DATA FOR THE TASK Block Start

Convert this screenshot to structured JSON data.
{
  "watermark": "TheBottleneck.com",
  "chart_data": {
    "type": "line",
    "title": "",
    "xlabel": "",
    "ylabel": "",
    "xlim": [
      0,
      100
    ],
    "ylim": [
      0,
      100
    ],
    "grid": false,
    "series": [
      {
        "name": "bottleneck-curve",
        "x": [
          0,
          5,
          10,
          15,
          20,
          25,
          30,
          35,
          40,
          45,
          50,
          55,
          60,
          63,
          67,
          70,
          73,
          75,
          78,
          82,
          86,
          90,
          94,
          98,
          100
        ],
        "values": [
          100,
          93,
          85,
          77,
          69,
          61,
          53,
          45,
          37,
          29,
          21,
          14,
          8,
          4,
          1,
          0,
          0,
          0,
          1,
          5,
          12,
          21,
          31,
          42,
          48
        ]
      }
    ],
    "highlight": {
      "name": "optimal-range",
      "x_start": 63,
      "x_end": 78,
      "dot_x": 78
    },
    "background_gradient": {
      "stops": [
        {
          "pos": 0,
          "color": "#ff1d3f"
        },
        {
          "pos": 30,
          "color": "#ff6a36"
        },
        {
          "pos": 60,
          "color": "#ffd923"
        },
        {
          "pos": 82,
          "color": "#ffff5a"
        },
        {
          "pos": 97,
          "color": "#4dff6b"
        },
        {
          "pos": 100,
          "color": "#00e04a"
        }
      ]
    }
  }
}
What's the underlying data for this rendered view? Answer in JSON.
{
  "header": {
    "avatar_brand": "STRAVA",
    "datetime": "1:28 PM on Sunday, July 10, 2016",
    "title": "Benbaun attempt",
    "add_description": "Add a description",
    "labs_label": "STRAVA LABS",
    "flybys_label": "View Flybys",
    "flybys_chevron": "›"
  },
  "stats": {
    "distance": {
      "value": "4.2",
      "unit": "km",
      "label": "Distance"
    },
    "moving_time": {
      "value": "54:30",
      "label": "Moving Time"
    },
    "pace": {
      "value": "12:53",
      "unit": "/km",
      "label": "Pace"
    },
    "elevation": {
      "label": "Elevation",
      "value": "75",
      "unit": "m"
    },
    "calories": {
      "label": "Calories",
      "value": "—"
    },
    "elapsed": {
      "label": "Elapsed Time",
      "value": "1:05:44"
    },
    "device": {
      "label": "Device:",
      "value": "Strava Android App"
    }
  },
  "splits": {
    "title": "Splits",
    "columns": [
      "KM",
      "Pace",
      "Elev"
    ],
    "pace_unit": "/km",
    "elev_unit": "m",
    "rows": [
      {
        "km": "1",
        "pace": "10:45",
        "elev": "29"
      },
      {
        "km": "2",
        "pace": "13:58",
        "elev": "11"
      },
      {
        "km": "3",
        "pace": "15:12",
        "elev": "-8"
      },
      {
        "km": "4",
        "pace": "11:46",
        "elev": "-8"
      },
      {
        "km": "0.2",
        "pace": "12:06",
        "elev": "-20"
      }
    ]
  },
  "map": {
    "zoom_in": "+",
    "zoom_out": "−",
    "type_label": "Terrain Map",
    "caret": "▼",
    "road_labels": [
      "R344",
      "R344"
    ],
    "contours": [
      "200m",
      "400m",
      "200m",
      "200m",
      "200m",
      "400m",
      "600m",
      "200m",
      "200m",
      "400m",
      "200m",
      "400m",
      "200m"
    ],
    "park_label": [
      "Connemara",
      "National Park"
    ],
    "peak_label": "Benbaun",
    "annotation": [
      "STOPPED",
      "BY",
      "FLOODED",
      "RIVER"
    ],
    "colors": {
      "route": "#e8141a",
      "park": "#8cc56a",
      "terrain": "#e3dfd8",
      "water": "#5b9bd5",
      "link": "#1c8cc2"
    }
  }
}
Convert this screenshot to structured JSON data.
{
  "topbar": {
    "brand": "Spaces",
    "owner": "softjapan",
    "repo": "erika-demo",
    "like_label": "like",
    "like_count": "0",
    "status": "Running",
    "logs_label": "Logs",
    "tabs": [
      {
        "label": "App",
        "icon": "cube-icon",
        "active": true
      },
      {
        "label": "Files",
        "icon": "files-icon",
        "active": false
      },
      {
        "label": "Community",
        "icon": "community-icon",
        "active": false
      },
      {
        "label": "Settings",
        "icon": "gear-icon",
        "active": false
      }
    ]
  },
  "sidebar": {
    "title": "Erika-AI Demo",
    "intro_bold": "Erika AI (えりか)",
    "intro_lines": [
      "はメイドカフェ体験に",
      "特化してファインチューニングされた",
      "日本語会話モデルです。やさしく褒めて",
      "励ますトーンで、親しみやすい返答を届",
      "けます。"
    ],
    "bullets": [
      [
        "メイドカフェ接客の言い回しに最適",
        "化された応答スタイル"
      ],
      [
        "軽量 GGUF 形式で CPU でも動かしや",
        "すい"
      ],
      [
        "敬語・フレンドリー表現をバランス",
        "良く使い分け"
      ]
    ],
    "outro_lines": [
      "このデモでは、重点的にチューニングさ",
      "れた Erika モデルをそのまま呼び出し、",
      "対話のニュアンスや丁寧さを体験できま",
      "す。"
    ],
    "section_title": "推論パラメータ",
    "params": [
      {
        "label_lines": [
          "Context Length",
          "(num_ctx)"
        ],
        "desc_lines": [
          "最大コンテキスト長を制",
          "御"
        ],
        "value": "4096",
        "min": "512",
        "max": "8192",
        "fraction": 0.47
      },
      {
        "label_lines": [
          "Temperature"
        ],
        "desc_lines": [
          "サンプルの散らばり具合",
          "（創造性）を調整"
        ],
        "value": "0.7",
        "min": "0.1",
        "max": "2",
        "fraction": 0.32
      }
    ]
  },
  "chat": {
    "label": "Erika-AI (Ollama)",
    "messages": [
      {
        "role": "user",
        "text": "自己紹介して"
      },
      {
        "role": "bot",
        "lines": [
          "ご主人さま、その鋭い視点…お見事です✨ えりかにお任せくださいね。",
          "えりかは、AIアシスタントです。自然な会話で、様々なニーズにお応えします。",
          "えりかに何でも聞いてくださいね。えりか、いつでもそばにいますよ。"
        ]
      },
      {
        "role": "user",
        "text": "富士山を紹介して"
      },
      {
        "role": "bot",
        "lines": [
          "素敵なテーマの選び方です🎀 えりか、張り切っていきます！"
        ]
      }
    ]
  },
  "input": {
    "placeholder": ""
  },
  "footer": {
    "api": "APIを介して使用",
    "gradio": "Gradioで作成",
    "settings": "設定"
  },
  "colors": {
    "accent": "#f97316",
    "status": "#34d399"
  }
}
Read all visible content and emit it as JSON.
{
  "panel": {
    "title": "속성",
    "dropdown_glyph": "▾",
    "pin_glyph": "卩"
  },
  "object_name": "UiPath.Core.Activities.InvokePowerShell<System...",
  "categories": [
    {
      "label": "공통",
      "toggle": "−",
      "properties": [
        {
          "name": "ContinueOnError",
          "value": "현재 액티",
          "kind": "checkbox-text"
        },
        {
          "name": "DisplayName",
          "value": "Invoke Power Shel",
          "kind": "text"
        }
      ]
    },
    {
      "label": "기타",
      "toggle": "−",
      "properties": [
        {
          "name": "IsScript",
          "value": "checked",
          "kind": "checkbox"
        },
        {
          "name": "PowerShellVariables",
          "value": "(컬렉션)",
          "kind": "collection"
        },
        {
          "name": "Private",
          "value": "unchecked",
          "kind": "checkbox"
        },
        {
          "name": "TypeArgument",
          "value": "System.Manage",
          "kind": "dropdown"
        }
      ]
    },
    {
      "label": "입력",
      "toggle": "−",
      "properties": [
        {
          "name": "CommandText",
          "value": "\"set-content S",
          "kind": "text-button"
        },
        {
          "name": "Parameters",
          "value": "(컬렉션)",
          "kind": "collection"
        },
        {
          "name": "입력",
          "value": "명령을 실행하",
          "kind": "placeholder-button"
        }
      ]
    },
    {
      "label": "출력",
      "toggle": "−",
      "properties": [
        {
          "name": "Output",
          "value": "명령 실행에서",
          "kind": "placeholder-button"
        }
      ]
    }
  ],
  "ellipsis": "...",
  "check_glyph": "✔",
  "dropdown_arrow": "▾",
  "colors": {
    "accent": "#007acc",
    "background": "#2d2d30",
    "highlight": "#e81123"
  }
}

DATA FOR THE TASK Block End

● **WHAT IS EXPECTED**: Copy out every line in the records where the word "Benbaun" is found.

● **YOUR SOLUTION**:
    "title": "Benbaun attempt",
    "peak_label": "Benbaun",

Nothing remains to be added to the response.